Dataset records below:

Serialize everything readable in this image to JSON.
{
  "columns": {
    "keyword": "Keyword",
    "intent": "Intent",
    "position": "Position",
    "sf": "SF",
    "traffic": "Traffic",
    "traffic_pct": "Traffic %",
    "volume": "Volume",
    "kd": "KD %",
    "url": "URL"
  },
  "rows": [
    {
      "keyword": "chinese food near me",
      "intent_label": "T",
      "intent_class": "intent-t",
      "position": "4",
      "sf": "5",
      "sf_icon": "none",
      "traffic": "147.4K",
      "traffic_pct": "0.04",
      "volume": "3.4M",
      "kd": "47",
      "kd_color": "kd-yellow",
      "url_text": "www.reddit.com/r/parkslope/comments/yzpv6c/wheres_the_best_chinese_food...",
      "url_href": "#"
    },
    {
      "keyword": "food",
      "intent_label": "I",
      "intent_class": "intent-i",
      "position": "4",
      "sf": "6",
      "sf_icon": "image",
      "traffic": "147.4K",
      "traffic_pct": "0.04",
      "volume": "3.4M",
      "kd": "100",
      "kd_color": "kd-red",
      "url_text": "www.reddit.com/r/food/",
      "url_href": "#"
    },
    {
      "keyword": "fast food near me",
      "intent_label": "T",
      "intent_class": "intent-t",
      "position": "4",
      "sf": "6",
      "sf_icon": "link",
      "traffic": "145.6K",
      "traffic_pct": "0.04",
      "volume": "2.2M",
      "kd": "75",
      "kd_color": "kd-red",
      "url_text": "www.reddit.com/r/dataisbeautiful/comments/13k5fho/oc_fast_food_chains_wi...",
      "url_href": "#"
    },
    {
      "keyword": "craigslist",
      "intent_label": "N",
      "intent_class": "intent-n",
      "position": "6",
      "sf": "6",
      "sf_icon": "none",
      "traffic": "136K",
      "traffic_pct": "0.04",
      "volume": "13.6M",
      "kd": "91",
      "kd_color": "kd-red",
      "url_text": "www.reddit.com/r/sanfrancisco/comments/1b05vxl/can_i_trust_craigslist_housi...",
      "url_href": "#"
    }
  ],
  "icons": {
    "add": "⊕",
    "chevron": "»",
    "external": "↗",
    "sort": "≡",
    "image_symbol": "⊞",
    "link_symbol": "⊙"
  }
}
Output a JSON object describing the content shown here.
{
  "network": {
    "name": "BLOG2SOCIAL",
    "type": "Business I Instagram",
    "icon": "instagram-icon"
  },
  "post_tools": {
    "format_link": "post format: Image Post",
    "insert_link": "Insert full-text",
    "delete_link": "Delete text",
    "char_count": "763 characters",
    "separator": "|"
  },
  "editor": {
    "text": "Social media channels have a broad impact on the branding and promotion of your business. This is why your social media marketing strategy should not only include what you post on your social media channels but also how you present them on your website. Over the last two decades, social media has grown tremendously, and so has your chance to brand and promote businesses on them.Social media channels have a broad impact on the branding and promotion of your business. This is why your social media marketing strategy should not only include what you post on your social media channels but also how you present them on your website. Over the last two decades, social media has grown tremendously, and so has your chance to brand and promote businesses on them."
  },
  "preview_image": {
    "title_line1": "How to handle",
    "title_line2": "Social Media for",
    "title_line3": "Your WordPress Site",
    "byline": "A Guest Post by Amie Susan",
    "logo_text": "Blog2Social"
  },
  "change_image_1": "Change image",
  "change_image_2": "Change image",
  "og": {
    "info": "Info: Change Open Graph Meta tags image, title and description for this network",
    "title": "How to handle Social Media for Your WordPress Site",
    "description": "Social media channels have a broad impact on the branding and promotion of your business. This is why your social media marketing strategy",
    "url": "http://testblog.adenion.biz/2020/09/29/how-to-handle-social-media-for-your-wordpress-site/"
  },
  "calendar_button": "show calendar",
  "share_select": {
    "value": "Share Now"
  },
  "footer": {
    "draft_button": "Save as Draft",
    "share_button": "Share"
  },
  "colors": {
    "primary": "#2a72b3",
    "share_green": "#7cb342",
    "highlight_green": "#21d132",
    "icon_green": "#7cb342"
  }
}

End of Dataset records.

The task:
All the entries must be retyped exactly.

Problem solution:
Serialize everything readable in this image to JSON.
{
  "columns": {
    "keyword": "Keyword",
    "intent": "Intent",
    "position": "Position",
    "sf": "SF",
    "traffic": "Traffic",
    "traffic_pct": "Traffic %",
    "volume": "Volume",
    "kd": "KD %",
    "url": "URL"
  },
  "rows": [
    {
      "keyword": "chinese food near me",
      "intent_label": "T",
      "intent_class": "intent-t",
      "position": "4",
      "sf": "5",
      "sf_icon": "none",
      "traffic": "147.4K",
      "traffic_pct": "0.04",
      "volume": "3.4M",
      "kd": "47",
      "kd_color": "kd-yellow",
      "url_text": "www.reddit.com/r/parkslope/comments/yzpv6c/wheres_the_best_chinese_food...",
      "url_href": "#"
    },
    {
      "keyword": "food",
      "intent_label": "I",
      "intent_class": "intent-i",
      "position": "4",
      "sf": "6",
      "sf_icon": "image",
      "traffic": "147.4K",
      "traffic_pct": "0.04",
      "volume": "3.4M",
      "kd": "100",
      "kd_color": "kd-red",
      "url_text": "www.reddit.com/r/food/",
      "url_href": "#"
    },
    {
      "keyword": "fast food near me",
      "intent_label": "T",
      "intent_class": "intent-t",
      "position": "4",
      "sf": "6",
      "sf_icon": "link",
      "traffic": "145.6K",
      "traffic_pct": "0.04",
      "volume": "2.2M",
      "kd": "75",
      "kd_color": "kd-red",
      "url_text": "www.reddit.com/r/dataisbeautiful/comments/13k5fho/oc_fast_food_chains_wi...",
      "url_href": "#"
    },
    {
      "keyword": "craigslist",
      "intent_label": "N",
      "intent_class": "intent-n",
      "position": "6",
      "sf": "6",
      "sf_icon": "none",
      "traffic": "136K",
      "traffic_pct": "0.04",
      "volume": "13.6M",
      "kd": "91",
      "kd_color": "kd-red",
      "url_text": "www.reddit.com/r/sanfrancisco/comments/1b05vxl/can_i_trust_craigslist_housi...",
      "url_href": "#"
    }
  ],
  "icons": {
    "add": "⊕",
    "chevron": "»",
    "external": "↗",
    "sort": "≡",
    "image_symbol": "⊞",
    "link_symbol": "⊙"
  }
}
Output a JSON object describing the content shown here.
{
  "network": {
    "name": "BLOG2SOCIAL",
    "type": "Business I Instagram",
    "icon": "instagram-icon"
  },
  "post_tools": {
    "format_link": "post format: Image Post",
    "insert_link": "Insert full-text",
    "delete_link": "Delete text",
    "char_count": "763 characters",
    "separator": "|"
  },
  "editor": {
    "text": "Social media channels have a broad impact on the branding and promotion of your business. This is why your social media marketing strategy should not only include what you post on your social media channels but also how you present them on your website. Over the last two decades, social media has grown tremendously, and so has your chance to brand and promote businesses on them.Social media channels have a broad impact on the branding and promotion of your business. This is why your social media marketing strategy should not only include what you post on your social media channels but also how you present them on your website. Over the last two decades, social media has grown tremendously, and so has your chance to brand and promote businesses on them."
  },
  "preview_image": {
    "title_line1": "How to handle",
    "title_line2": "Social Media for",
    "title_line3": "Your WordPress Site",
    "byline": "A Guest Post by Amie Susan",
    "logo_text": "Blog2Social"
  },
  "change_image_1": "Change image",
  "change_image_2": "Change image",
  "og": {
    "info": "Info: Change Open Graph Meta tags image, title and description for this network",
    "title": "How to handle Social Media for Your WordPress Site",
    "description": "Social media channels have a broad impact on the branding and promotion of your business. This is why your social media marketing strategy",
    "url": "http://testblog.adenion.biz/2020/09/29/how-to-handle-social-media-for-your-wordpress-site/"
  },
  "calendar_button": "show calendar",
  "share_select": {
    "value": "Share Now"
  },
  "footer": {
    "draft_button": "Save as Draft",
    "share_button": "Share"
  },
  "colors": {
    "primary": "#2a72b3",
    "share_green": "#7cb342",
    "highlight_green": "#21d132",
    "icon_green": "#7cb342"
  }
}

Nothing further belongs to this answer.